We can’t just focus on one ambition. While you can try to increase homeownership you should never lose sight of the need for social housing.
Tamara Hooper, RICS
Mobilising this new source of capital could also boost supply, he says: “If you could produce a programme and there is long-term mortgage lending behind it, it encourages you to plan for the long-term future and build more volume.”
And getting more people into homeownership will have wider benefits across the housing market, Moran says: “If you get people into homeownership, you can concentrate on the people who really need social rent.”
But ultimately the UK’s housing problems are too multifaceted to be dealt with by targeting just one aspect of the market, says RICS’ Hooper: “We can’t just focus on one ambition. While you can try to increase homeownership you should never lose sight of the need for social housing.”
O’Leary agrees that a range of solutions are needed. “There’s no doubt there is a shortage of homes of all types: more social rented homes is probably good for the overall market. If the focus is just on homeownership, the market isn’t there for that level of development to happen.”
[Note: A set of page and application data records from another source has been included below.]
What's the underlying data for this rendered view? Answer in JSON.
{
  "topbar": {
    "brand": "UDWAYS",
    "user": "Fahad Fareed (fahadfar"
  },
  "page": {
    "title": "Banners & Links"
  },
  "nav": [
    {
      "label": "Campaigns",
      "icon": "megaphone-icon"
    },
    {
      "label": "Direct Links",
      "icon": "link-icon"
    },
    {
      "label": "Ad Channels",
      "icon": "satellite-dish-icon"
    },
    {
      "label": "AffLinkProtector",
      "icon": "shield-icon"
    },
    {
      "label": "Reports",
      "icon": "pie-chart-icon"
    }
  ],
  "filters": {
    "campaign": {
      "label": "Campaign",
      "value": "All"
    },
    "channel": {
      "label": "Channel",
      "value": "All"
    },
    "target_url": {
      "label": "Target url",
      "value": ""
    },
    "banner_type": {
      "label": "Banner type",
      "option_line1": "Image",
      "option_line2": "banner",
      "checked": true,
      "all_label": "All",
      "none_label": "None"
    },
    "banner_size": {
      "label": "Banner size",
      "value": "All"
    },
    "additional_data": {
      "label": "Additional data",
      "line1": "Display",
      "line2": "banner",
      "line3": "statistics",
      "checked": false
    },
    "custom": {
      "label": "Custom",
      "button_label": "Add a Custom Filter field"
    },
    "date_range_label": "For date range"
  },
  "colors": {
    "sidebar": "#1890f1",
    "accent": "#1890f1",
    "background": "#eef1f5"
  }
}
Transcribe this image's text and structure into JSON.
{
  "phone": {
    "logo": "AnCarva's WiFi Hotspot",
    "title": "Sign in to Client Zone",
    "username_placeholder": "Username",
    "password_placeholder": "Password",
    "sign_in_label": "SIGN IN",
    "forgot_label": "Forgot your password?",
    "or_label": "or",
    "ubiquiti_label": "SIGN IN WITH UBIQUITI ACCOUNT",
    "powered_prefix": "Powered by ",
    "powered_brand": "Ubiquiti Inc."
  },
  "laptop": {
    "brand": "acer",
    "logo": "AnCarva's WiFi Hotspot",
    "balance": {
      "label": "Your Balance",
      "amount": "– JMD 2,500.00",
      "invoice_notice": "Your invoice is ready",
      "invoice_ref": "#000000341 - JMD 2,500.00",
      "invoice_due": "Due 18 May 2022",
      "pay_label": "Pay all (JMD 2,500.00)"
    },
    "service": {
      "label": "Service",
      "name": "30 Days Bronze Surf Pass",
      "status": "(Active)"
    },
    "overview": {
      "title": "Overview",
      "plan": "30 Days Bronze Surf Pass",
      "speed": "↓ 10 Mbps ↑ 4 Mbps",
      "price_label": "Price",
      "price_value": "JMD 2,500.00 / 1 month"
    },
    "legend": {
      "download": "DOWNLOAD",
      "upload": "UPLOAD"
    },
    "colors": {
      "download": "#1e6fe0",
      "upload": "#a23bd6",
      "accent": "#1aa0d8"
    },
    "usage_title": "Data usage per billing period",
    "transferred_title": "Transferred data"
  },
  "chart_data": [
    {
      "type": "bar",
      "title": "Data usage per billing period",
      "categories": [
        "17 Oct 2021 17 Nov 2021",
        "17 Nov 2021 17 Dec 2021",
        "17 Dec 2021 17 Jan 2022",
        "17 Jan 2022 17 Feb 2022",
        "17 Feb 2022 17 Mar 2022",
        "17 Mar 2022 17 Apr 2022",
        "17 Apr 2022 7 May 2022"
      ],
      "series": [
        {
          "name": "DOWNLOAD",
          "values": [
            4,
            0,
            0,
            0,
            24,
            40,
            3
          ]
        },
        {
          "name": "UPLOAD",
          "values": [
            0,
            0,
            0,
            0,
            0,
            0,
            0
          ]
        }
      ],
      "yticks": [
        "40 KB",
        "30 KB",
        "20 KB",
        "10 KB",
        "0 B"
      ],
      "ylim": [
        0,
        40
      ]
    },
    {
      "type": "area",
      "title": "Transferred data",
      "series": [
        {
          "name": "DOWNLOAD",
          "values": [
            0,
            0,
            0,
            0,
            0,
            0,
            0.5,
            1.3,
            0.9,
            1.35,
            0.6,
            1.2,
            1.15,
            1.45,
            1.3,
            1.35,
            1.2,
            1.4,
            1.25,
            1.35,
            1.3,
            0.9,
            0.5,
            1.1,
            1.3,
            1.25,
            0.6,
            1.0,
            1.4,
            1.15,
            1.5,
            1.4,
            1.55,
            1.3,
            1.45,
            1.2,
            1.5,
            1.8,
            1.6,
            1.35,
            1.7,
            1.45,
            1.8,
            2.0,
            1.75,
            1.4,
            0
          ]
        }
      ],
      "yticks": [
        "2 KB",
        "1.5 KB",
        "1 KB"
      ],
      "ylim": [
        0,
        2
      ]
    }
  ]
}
Proposals in Labour’s manifesto to scrap the leasehold tenure could backfire on the shared-ownership sector, warns Heylo’s Graeme Moran.
While the move is designed to prevent homeowners from being saddled with expensive ground rents, it could have an unintended impact on homes developed for shared ownership.
This is because shared-ownership products are underpinned by leasehold law. If not handled properly, the move could “terminate” shared ownership and at the least prove “very, very disruptive”, says Moran.
Savills’ Bowles says that the impact of this blow could be softened by creating new legal structures for shared-ownership products, although there is no evidence in Labour’s manifesto that this issue has been addressed.
The Conservatives’ manifesto says meanwhile that they would press on with the reform of shared ownership that kicked off during the summer with the launch of a consultation paper, in a bid to make such products “fairer and more transparent” by creating common standards across the housing association sector.
The Tory manifesto also gives an amber light to an extension of Right to Buy to cover housing association tenants, a move first unveiled in the policy platform for the 2015 general election.
Following what it describes as the “successful” pilot scheme in the West Midlands, the manifesto states that the government would evaluate new areas for piloting the initiative.